Melting Room

Step inside a glassblower’s studio.

April 8 2014, 10:40 AM

Jessica Schimpf stands in front of a 2,000-degree furnace. Her body is tense, poised, as she dips a long metal pole—called a blowpipe—into a smoldering furnace. She’s dressed in knee-length shorts and a T-shirt, but the heat in the workshop is still cloying. Her dark brown hair is pulled back in a high ponytail, but rogue strands keep sticking to the sweat on her temple.

Slowly, but as if it is no big deal, she pulls the rod from the fire. On its tip is a ball of molten glass that clings to the pole like dripping molasses. She pivots on her heels and walks to her workbench. This movement—this ritual—is what happens most days as Schimpf creates glass-blown art for her company, Mantra Glass Art, out of a studio in Lakewood. She may look like she’s been doing this for years, but Schimpf only picked up glasswork in 2009 (she’d worked as a welder previously) after a friend introduced her to the practice—an “aha” moment, she says.

Now, Schimpf eases onto a bench and rests the metal pole horizontally on a holder. Slowly, she starts to knead and twirl the blowpipe with her left palm, while its opposite end is coddled by a smooth piece of cloth in her right hand.

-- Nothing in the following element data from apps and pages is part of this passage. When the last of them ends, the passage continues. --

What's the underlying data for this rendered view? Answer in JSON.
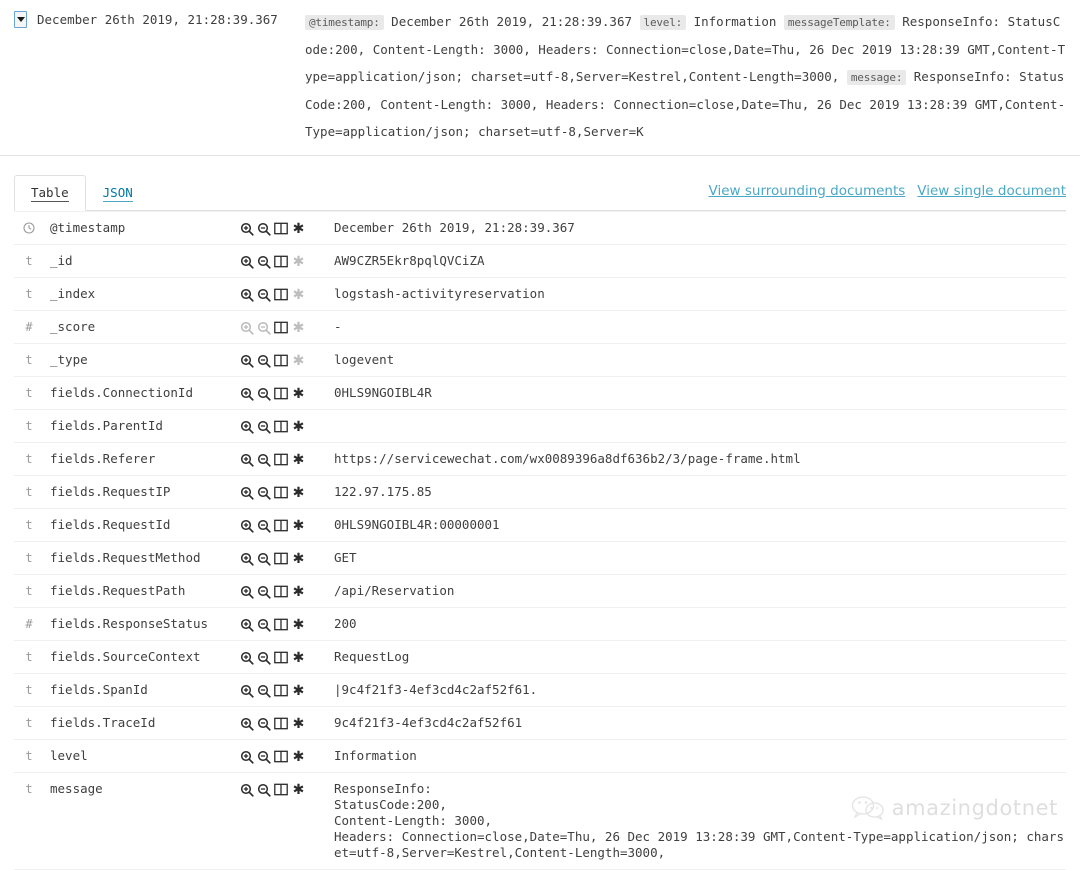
{
  "header": {
    "toggle_icon": "caret-down-icon",
    "timestamp": "December 26th 2019, 21:28:39.367",
    "summary_parts": [
      {
        "key": "@timestamp:",
        "value": "December 26th 2019, 21:28:39.367 "
      },
      {
        "key": "level:",
        "value": "Information "
      },
      {
        "key": "messageTemplate:",
        "value": "ResponseInfo: StatusCode:200, Content-Length: 3000, Headers: Connection=close,Date=Thu, 26 Dec 2019 13:28:39 GMT,Content-Type=application/json; charset=utf-8,Server=Kestrel,Content-Length=3000, "
      },
      {
        "key": "message:",
        "value": "ResponseInfo: StatusCode:200, Content-Length: 3000, Headers: Connection=close,Date=Thu, 26 Dec 2019 13:28:39 GMT,Content-Type=application/json; charset=utf-8,Server=K"
      }
    ]
  },
  "tabs": [
    {
      "label": "Table",
      "active": true
    },
    {
      "label": "JSON",
      "active": false
    }
  ],
  "links": [
    {
      "label": "View surrounding documents"
    },
    {
      "label": "View single document"
    }
  ],
  "actions": {
    "filter_for_value": "magnify-plus-icon",
    "filter_out_value": "magnify-minus-icon",
    "toggle_column": "table-column-icon",
    "filter_field_exists": "asterisk-icon"
  },
  "colors": {
    "link": "#4aa8c7",
    "text": "#3f3f3f",
    "muted": "#9a9a9a",
    "row_border": "#f0f0f0",
    "key_badge_bg": "#e9e9e9",
    "toggle_border": "#6aa3d5"
  },
  "rows": [
    {
      "type": "date",
      "type_glyph": "clock-icon",
      "name": "@timestamp",
      "value": "December 26th 2019, 21:28:39.367",
      "actions_enabled": true,
      "star_enabled": true
    },
    {
      "type": "string",
      "type_glyph": "t",
      "name": "_id",
      "value": "AW9CZR5Ekr8pqlQVCiZA",
      "actions_enabled": true,
      "star_enabled": false
    },
    {
      "type": "string",
      "type_glyph": "t",
      "name": "_index",
      "value": "logstash-activityreservation",
      "actions_enabled": true,
      "star_enabled": false
    },
    {
      "type": "number",
      "type_glyph": "#",
      "name": "_score",
      "value": "-",
      "actions_enabled": false,
      "star_enabled": false
    },
    {
      "type": "string",
      "type_glyph": "t",
      "name": "_type",
      "value": "logevent",
      "actions_enabled": true,
      "star_enabled": false
    },
    {
      "type": "string",
      "type_glyph": "t",
      "name": "fields.ConnectionId",
      "value": "0HLS9NGOIBL4R",
      "actions_enabled": true,
      "star_enabled": true
    },
    {
      "type": "string",
      "type_glyph": "t",
      "name": "fields.ParentId",
      "value": "",
      "actions_enabled": true,
      "star_enabled": true
    },
    {
      "type": "string",
      "type_glyph": "t",
      "name": "fields.Referer",
      "value": "https://servicewechat.com/wx0089396a8df636b2/3/page-frame.html",
      "actions_enabled": true,
      "star_enabled": true
    },
    {
      "type": "string",
      "type_glyph": "t",
      "name": "fields.RequestIP",
      "value": "122.97.175.85",
      "actions_enabled": true,
      "star_enabled": true
    },
    {
      "type": "string",
      "type_glyph": "t",
      "name": "fields.RequestId",
      "value": "0HLS9NGOIBL4R:00000001",
      "actions_enabled": true,
      "star_enabled": true
    },
    {
      "type": "string",
      "type_glyph": "t",
      "name": "fields.RequestMethod",
      "value": "GET",
      "actions_enabled": true,
      "star_enabled": true
    },
    {
      "type": "string",
      "type_glyph": "t",
      "name": "fields.RequestPath",
      "value": "/api/Reservation",
      "actions_enabled": true,
      "star_enabled": true
    },
    {
      "type": "number",
      "type_glyph": "#",
      "name": "fields.ResponseStatus",
      "value": "200",
      "actions_enabled": true,
      "star_enabled": true
    },
    {
      "type": "string",
      "type_glyph": "t",
      "name": "fields.SourceContext",
      "value": "RequestLog",
      "actions_enabled": true,
      "star_enabled": true
    },
    {
      "type": "string",
      "type_glyph": "t",
      "name": "fields.SpanId",
      "value": "|9c4f21f3-4ef3cd4c2af52f61.",
      "actions_enabled": true,
      "star_enabled": true
    },
    {
      "type": "string",
      "type_glyph": "t",
      "name": "fields.TraceId",
      "value": "9c4f21f3-4ef3cd4c2af52f61",
      "actions_enabled": true,
      "star_enabled": true
    },
    {
      "type": "string",
      "type_glyph": "t",
      "name": "level",
      "value": "Information",
      "actions_enabled": true,
      "star_enabled": true
    },
    {
      "type": "string",
      "type_glyph": "t",
      "name": "message",
      "value": "ResponseInfo:\nStatusCode:200,\nContent-Length: 3000,\nHeaders: Connection=close,Date=Thu, 26 Dec 2019 13:28:39 GMT,Content-Type=application/json; charset=utf-8,Server=Kestrel,Content-Length=3000,",
      "actions_enabled": true,
      "star_enabled": true
    }
  ],
  "watermark": {
    "icon": "wechat-icon",
    "text": "amazingdotnet"
  }
}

The sleek egg-shaped bulb rounds out and Schimpf blows air through a hose to expand the glass like a balloon.

Many of Schimpf’s creations are 100-percent recycled glass terrariums, a living environment that functions as an alternative to the potted plant (pictured, right). She describes the terrariums as organic—imperfect—because she doesn’t aim to create a perfect globe, but a more natural shape. “[It is] a form of eco-art, of art that is alive,” Schimpf says.

After a few minutes, the glass hardens, so Schimpf picks up the blowpipe and heads back to the furnace where she starts the process all over again. On her third round, the glass bowl collapses. You might think that would bum Schimpf out, but failure is not only part of the glass-blowing process, it’s part of her business: She re-melts pieces of clear glass to reuse for future art pieces. Which means that in Schimpf’s studio, shattered glass is just the beginning.


Watch Schimpf perfect her process in this 5280 video exclusive, “Melting Room.”


Want a terrarium? You can learn how to make your own in one of Mantra Glass Art’s classes, or purchase one of Schimpf’s handmade pieces ($25–$150) online. 

Follow digital assistant editor Jerilyn Forsythe on Twitter at @jlforsyt.